    IEEE Transactions on Applied Superconductivity 06/2012; 22(3):7701204-7701204. DOI:10.1109/TASC.2011.2177629 · 1.32 Impact Factor
  • [Show abstract] [Hide abstract]
    ABSTRACT: One of the critical components to be developed for high-voltage superconducting devices, such as superconducting transformers, cables, and fault current limiters, is a high-voltage bushing to supply a high current to devices without insulation difficulties in cryogenic environments. Unfortunately, suitable bushings for high-temperature-superconductivity (HTS) equipment have not been fully developed to address cryogenic insulation issues. As a fundamental step towards developing the optimum design of the 154 kV prototype SF6 bushing of HTS devices, the puncture and creepage breakdown voltages of glass-fiber-reinforced-plastic (GFRP) were analyzed with a variety of configurations of electrodes and gap distances in the insulation material. And design factors of high-voltage cryogenic bushings were obtained from the result of tests. Finally, the withstand voltage tests of manufacturing a 154 kV extra-high-voltage (EHV) prototype bushing has been performed. Consequently, we verified the insulation level of the newly designed 154 kV EHV cryogenic prototype bushings for superconducting electric power applications.
    Japanese Journal of Applied Physics 09/2012; 51(9). DOI:10.1143/JJAP.51.09ME01 · 1.06 Impact Factor
  • Source
    [Show abstract] [Hide abstract]
    ABSTRACT: Recently, the superconductivity projects to develop commercial superconducting devices for extra high voltage transmission lines have been undergoing in many countries. One of the critical components to be developed for high voltage superconducting devices, including superconducting transformers, cables, and fault current limiters, is a high voltage bushing, to supply high current to devices without insulating difficulties, that is designed for cryogenic environments. Unfortunately, suitable bushings for HTS equipment were not fully developed for some cryogenic insulation issues. Such high voltage bushings would need to provide electrical insulation capabilities from room temperature to cryogenic temperatures.In this paper, design factors of cryogenic bushings were discussed and test results of specimen were introduced in detail.
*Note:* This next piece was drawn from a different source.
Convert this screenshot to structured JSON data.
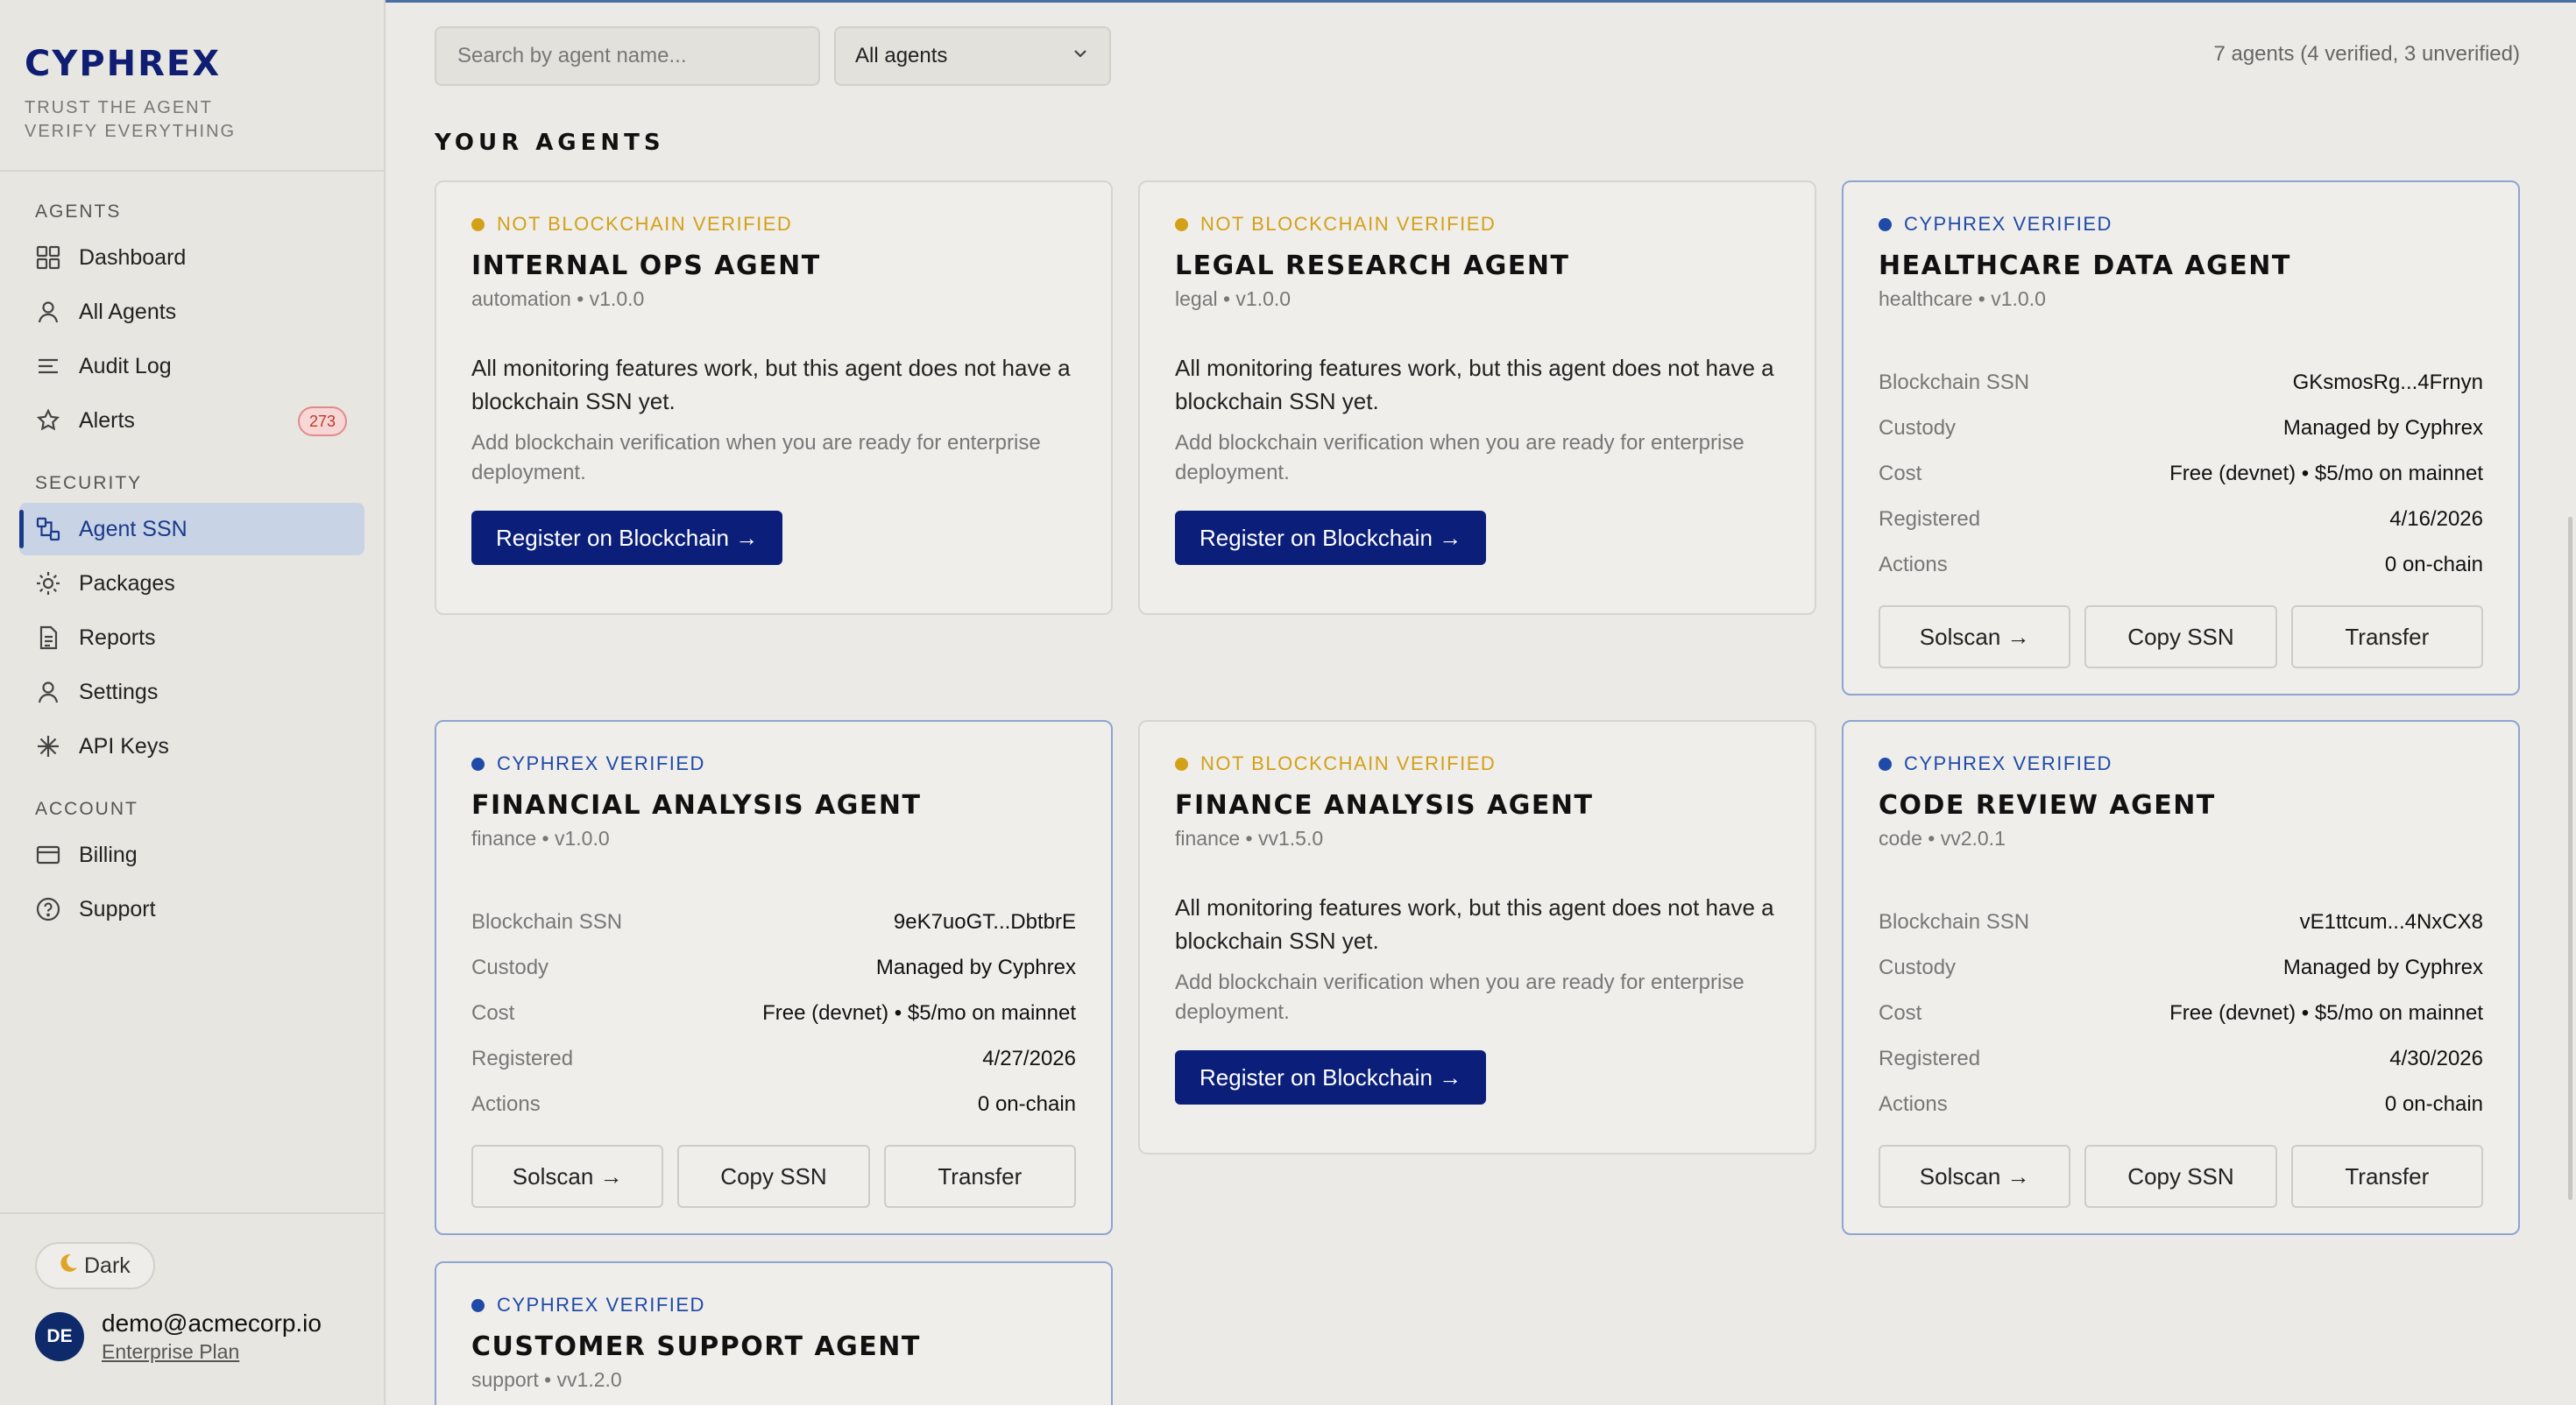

First, the dielectric strength of three kinds of metals has been measured with uniform and non-uniform electrodes by withstand voltage of impulse and AC breakdown test in LN2. Second, puncture breakdown voltage of glass fiber reinforced plastics (GFRPs) plates has been analyzed with non-uniform electrodes. Finally, creepage discharge voltages were measured according to the configuration of non-uniform and uniform electrode on the FRP plate. From the test results, we obtained the basic design factors of extra high voltage condenser bushing, which could be used in cryogenic environment.
    Physica C Superconductivity 01/2013; 484:338–342. DOI:10.1016/j.physc.2012.03.036 · 1.11 Impact Factor
Show more